The records, repeated exactly and in full, are the expected answer.

[Opening Data in this exercise section]

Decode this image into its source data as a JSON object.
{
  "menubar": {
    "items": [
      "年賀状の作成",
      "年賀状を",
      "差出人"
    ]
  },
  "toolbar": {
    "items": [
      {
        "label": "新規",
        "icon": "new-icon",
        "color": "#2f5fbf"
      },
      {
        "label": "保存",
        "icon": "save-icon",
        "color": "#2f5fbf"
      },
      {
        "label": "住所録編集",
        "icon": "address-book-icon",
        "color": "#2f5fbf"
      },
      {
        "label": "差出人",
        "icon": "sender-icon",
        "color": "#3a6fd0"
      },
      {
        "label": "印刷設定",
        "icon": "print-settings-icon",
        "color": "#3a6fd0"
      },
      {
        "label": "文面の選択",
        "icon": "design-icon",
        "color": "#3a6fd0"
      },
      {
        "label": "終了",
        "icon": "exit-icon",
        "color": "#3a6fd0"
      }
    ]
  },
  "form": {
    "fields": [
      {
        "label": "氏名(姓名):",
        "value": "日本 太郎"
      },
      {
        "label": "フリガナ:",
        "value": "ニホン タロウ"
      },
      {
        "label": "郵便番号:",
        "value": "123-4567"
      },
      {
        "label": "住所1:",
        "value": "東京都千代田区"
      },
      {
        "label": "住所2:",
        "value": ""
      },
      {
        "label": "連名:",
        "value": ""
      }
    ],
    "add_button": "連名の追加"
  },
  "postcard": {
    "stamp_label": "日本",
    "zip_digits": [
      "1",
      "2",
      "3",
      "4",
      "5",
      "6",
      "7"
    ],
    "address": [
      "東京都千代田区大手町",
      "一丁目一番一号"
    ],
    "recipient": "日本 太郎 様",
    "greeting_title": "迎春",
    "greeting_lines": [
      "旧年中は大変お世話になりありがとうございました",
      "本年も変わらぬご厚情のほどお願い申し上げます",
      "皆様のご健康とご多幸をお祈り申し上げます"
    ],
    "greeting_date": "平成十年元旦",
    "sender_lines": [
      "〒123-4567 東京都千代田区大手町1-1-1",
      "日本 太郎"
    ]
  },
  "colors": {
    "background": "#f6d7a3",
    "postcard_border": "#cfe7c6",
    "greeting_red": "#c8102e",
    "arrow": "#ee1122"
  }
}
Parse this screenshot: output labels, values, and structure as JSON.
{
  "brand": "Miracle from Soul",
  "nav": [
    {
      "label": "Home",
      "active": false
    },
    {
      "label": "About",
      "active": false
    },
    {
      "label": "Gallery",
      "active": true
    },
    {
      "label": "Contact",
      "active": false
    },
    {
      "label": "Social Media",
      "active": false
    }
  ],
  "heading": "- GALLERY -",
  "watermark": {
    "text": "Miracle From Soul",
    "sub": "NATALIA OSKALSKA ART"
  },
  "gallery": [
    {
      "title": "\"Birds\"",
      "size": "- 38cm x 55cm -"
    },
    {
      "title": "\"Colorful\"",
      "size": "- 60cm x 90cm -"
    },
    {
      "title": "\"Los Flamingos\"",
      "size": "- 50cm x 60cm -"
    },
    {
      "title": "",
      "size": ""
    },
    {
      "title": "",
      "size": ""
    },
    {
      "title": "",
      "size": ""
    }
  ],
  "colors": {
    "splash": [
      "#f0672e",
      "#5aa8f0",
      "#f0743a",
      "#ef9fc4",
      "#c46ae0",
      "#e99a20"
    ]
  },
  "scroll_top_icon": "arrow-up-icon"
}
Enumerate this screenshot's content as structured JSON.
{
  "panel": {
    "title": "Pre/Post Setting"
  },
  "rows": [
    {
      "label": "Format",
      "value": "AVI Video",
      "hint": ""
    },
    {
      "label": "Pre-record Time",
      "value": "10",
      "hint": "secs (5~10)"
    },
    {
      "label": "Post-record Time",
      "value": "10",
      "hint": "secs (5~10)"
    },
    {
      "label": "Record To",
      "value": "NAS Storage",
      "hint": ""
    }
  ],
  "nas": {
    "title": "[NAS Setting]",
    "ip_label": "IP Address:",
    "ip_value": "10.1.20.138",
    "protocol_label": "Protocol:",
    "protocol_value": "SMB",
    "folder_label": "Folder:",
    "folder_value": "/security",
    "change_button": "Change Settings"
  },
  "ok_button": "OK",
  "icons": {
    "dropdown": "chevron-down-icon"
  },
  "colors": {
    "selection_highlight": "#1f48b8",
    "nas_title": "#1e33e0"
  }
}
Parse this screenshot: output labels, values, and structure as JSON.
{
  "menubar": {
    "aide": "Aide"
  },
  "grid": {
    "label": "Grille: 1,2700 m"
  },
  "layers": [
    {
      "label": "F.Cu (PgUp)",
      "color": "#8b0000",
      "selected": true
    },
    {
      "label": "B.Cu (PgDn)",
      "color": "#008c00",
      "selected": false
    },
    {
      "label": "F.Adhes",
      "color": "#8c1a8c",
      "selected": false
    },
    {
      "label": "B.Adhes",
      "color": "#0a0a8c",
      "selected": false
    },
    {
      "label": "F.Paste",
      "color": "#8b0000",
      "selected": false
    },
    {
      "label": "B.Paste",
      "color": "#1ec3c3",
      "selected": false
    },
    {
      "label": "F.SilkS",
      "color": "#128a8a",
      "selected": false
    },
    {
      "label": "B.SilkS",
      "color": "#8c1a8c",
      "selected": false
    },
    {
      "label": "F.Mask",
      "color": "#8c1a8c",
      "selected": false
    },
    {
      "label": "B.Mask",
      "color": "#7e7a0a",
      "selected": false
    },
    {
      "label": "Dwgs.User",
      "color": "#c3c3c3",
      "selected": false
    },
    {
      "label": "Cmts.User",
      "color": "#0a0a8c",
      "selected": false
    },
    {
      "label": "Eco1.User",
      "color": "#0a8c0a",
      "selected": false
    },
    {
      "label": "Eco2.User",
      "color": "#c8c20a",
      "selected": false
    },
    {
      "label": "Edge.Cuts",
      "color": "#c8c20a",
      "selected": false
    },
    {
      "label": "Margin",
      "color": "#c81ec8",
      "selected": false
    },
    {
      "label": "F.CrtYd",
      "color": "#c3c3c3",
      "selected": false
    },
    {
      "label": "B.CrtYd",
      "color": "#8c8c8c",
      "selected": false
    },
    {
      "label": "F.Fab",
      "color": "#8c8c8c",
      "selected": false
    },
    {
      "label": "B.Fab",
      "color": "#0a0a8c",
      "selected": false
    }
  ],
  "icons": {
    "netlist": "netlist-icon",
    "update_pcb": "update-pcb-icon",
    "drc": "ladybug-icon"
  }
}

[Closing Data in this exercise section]

Response:
Decode this image into its source data as a JSON object.
{
  "menubar": {
    "items": [
      "年賀状の作成",
      "年賀状を",
      "差出人"
    ]
  },
  "toolbar": {
    "items": [
      {
        "label": "新規",
        "icon": "new-icon",
        "color": "#2f5fbf"
      },
      {
        "label": "保存",
        "icon": "save-icon",
        "color": "#2f5fbf"
      },
      {
        "label": "住所録編集",
        "icon": "address-book-icon",
        "color": "#2f5fbf"
      },
      {
        "label": "差出人",
        "icon": "sender-icon",
        "color": "#3a6fd0"
      },
      {
        "label": "印刷設定",
        "icon": "print-settings-icon",
        "color": "#3a6fd0"
      },
      {
        "label": "文面の選択",
        "icon": "design-icon",
        "color": "#3a6fd0"
      },
      {
        "label": "終了",
        "icon": "exit-icon",
        "color": "#3a6fd0"
      }
    ]
  },
  "form": {
    "fields": [
      {
        "label": "氏名(姓名):",
        "value": "日本 太郎"
      },
      {
        "label": "フリガナ:",
        "value": "ニホン タロウ"
      },
      {
        "label": "郵便番号:",
        "value": "123-4567"
      },
      {
        "label": "住所1:",
        "value": "東京都千代田区"
      },
      {
        "label": "住所2:",
        "value": ""
      },
      {
        "label": "連名:",
        "value": ""
      }
    ],
    "add_button": "連名の追加"
  },
  "postcard": {
    "stamp_label": "日本",
    "zip_digits": [
      "1",
      "2",
      "3",
      "4",
      "5",
      "6",
      "7"
    ],
    "address": [
      "東京都千代田区大手町",
      "一丁目一番一号"
    ],
    "recipient": "日本 太郎 様",
    "greeting_title": "迎春",
    "greeting_lines": [
      "旧年中は大変お世話になりありがとうございました",
      "本年も変わらぬご厚情のほどお願い申し上げます",
      "皆様のご健康とご多幸をお祈り申し上げます"
    ],
    "greeting_date": "平成十年元旦",
    "sender_lines": [
      "〒123-4567 東京都千代田区大手町1-1-1",
      "日本 太郎"
    ]
  },
  "colors": {
    "background": "#f6d7a3",
    "postcard_border": "#cfe7c6",
    "greeting_red": "#c8102e",
    "arrow": "#ee1122"
  }
}
Parse this screenshot: output labels, values, and structure as JSON.
{
  "brand": "Miracle from Soul",
  "nav": [
    {
      "label": "Home",
      "active": false
    },
    {
      "label": "About",
      "active": false
    },
    {
      "label": "Gallery",
      "active": true
    },
    {
      "label": "Contact",
      "active": false
    },
    {
      "label": "Social Media",
      "active": false
    }
  ],
  "heading": "- GALLERY -",
  "watermark": {
    "text": "Miracle From Soul",
    "sub": "NATALIA OSKALSKA ART"
  },
  "gallery": [
    {
      "title": "\"Birds\"",
      "size": "- 38cm x 55cm -"
    },
    {
      "title": "\"Colorful\"",
      "size": "- 60cm x 90cm -"
    },
    {
      "title": "\"Los Flamingos\"",
      "size": "- 50cm x 60cm -"
    },
    {
      "title": "",
      "size": ""
    },
    {
      "title": "",
      "size": ""
    },
    {
      "title": "",
      "size": ""
    }
  ],
  "colors": {
    "splash": [
      "#f0672e",
      "#5aa8f0",
      "#f0743a",
      "#ef9fc4",
      "#c46ae0",
      "#e99a20"
    ]
  },
  "scroll_top_icon": "arrow-up-icon"
}
Enumerate this screenshot's content as structured JSON.
{
  "panel": {
    "title": "Pre/Post Setting"
  },
  "rows": [
    {
      "label": "Format",
      "value": "AVI Video",
      "hint": ""
    },
    {
      "label": "Pre-record Time",
      "value": "10",
      "hint": "secs (5~10)"
    },
    {
      "label": "Post-record Time",
      "value": "10",
      "hint": "secs (5~10)"
    },
    {
      "label": "Record To",
      "value": "NAS Storage",
      "hint": ""
    }
  ],
  "nas": {
    "title": "[NAS Setting]",
    "ip_label": "IP Address:",
    "ip_value": "10.1.20.138",
    "protocol_label": "Protocol:",
    "protocol_value": "SMB",
    "folder_label": "Folder:",
    "folder_value": "/security",
    "change_button": "Change Settings"
  },
  "ok_button": "OK",
  "icons": {
    "dropdown": "chevron-down-icon"
  },
  "colors": {
    "selection_highlight": "#1f48b8",
    "nas_title": "#1e33e0"
  }
}
Parse this screenshot: output labels, values, and structure as JSON.
{
  "menubar": {
    "aide": "Aide"
  },
  "grid": {
    "label": "Grille: 1,2700 m"
  },
  "layers": [
    {
      "label": "F.Cu (PgUp)",
      "color": "#8b0000",
      "selected": true
    },
    {
      "label": "B.Cu (PgDn)",
      "color": "#008c00",
      "selected": false
    },
    {
      "label": "F.Adhes",
      "color": "#8c1a8c",
      "selected": false
    },
    {
      "label": "B.Adhes",
      "color": "#0a0a8c",
      "selected": false
    },
    {
      "label": "F.Paste",
      "color": "#8b0000",
      "selected": false
    },
    {
      "label": "B.Paste",
      "color": "#1ec3c3",
      "selected": false
    },
    {
      "label": "F.SilkS",
      "color": "#128a8a",
      "selected": false
    },
    {
      "label": "B.SilkS",
      "color": "#8c1a8c",
      "selected": false
    },
    {
      "label": "F.Mask",
      "color": "#8c1a8c",
      "selected": false
    },
    {
      "label": "B.Mask",
      "color": "#7e7a0a",
      "selected": false
    },
    {
      "label": "Dwgs.User",
      "color": "#c3c3c3",
      "selected": false
    },
    {
      "label": "Cmts.User",
      "color": "#0a0a8c",
      "selected": false
    },
    {
      "label": "Eco1.User",
      "color": "#0a8c0a",
      "selected": false
    },
    {
      "label": "Eco2.User",
      "color": "#c8c20a",
      "selected": false
    },
    {
      "label": "Edge.Cuts",
      "color": "#c8c20a",
      "selected": false
    },
    {
      "label": "Margin",
      "color": "#c81ec8",
      "selected": false
    },
    {
      "label": "F.CrtYd",
      "color": "#c3c3c3",
      "selected": false
    },
    {
      "label": "B.CrtYd",
      "color": "#8c8c8c",
      "selected": false
    },
    {
      "label": "F.Fab",
      "color": "#8c8c8c",
      "selected": false
    },
    {
      "label": "B.Fab",
      "color": "#0a0a8c",
      "selected": false
    }
  ],
  "icons": {
    "netlist": "netlist-icon",
    "update_pcb": "update-pcb-icon",
    "drc": "ladybug-icon"
  }
}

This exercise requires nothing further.